Advertisement

You will be redirected to the page you want to view in  seconds.

DoD Official: 90 Percent of Furloughed Civilians Coming Back to Work

Oct. 5, 2013 - 03:45AM   |  
By PAUL McLEARY and MARCUS WEISGERBER   |   Comments
US-MILITARY-PENTAGON-AERIAL
Most Pentagon workers will be returning from furloughs on Monday. (Saul Loeb/AFP via Getty Images)
  • Filed Under

More

WASHINGTON — The Defense Department announced late Saturday afternoon that more than 90 percent of the 350,000 civilian employees it had furloughed on Oct. 1 will be able to go back to work as soon as Monday.

Pentagon comptroller Bob Hale said that the Pay Our Military Act — which Congress passed on Sept. 30 just hours before the government shut its doors — would allow many of DoD civilians who perform essential activities to come back to work, but contractors are not included among their number.

Since the government shutdown began, “we have stopped everything” save for critical activities that run operations in Afghanistan, Hale told reporters Saturday, adding that “it is very disruptive to the planning process” for sequestration as well.

“We’ve had to stop training activities, especially those that are not closely related to military operations, so it’s damaging our readiness,” which was already in decline due to budget cuts already enacted, he said.

Hale announced the categories of DoD civilians who would be eligible to come back to work on Monday, including those who are working on supporting combat operations in Afghanistan, along with civilians who provide ongoing support activities such as healthcare, commissaries, and critical logistics and maintenance functions.

Also included are staffers who work on acquisition, program oversight, and supply chain management, including — significantly — government inspectors who work with the defense industry to inspect their production lines.

“We will be bringing those inspectors back under [the Pay Our Military Act] I hope soon and we will be able to start the inspections,” at production plants that churn out helicopters, ground vehicles, and everything else that keeps the military humming, Hale told reporters.

Last week, defense industry giants Lockheed Martin, BAE Systems, Sikorsky, and Boeing announced thousands of employee furloughs due to lack of government inspectors and contract management personnel.

Asked if the company would cancel the 3,000 furloughs announced Friday, Lockheed spokesman Gordron Johndroe said “it's too early to say.
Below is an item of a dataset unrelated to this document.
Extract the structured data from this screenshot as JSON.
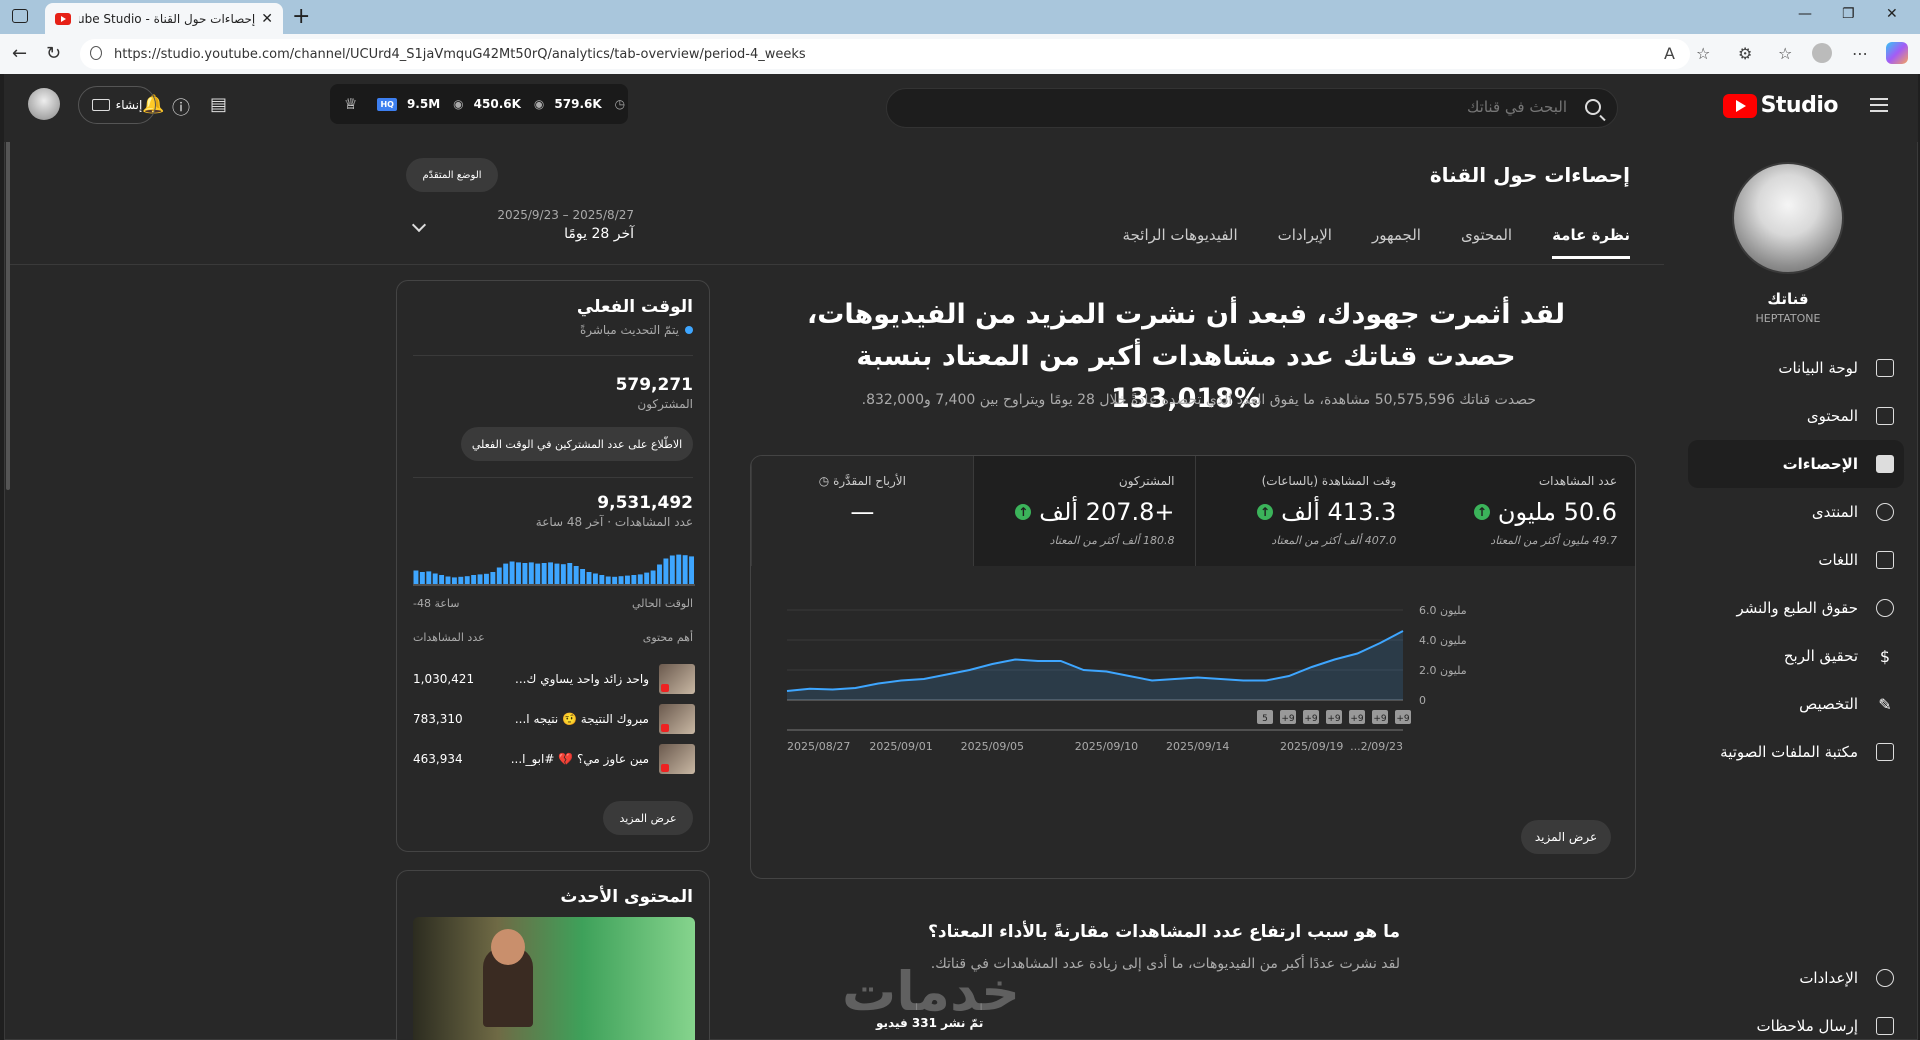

We welcome the announcement and will remain in close contact with the Pentagon. We're hopeful our programs and contracts can move forward and there is minimal negative impact on our employees."

A Boeing spokesperson said that “we have not received any information from our defense customers about plans to reinstate part of their workforce, therefore it would be inappropriate to speculate about what it might mean for Boeing employees and operations.”

The company said that it was still assessing how many furloughs it would have to issue due to the shutdown.

While the government inspectors will be coming back to work Hale didn’t know exactly when they would be able to assume their duties, but he estimated that it would be a matter of days.

The original announcement of the DoD civilian employee callback came from Secretary of Defense Chuck Hagel at about 3 p.m. on Saturday, when he issued a statement saying that Defense and Justice Department lawyers had concluded that the DoD can bring back “employees whose responsibilities contribute to the morale, well-being, capabilities, and readiness of service members.”

While not all furloughed civilians would be able to come back, Hagel said that he had directed “the military departments and other DoD components to move expeditiously to identify all employees whose activities fall under these categories.” He cautioned that “I expect us to be able to significantly reduce —but not eliminate — civilian furloughs under this process.”

While the department announced the categories of employees that would be recalled, Hale was reluctant to get into too much detail since his office was still awaiting word from the services about who they want to bring back. He was also unable to say when the services would report back to him.

Lawmakers were quick to applaud the move.

"I am very pleased to see so many of our national security workforce will be able to return to work," House Armed Services Committee Chairman Buck McKeon, R-Calif., said Saturday in a statement.

"Congress gave the Executive Branch broad authority to keep our Armed Forces and dedicated defense civilians working throughout the government shutdown," McKeon said. "Though I do not believe the law required these hundreds of thousands of workers to be furloughed in the first place, it is welcome news."

More In World News

Start your day with a roundup of top defense news.

Subscribe!

Subscribe!

Login to This Week's Digital Edition

Subscribe for Print or Digital delivery today!

Exclusive Events Coverage

In-depth news and multimedia coverage of industry trade shows and conferences.

TRADE SHOWS:

CONFERENCES:

Defensenews TV

  • Sign-up to receive weekly email updates about Vago's guests and the topics they will discuss.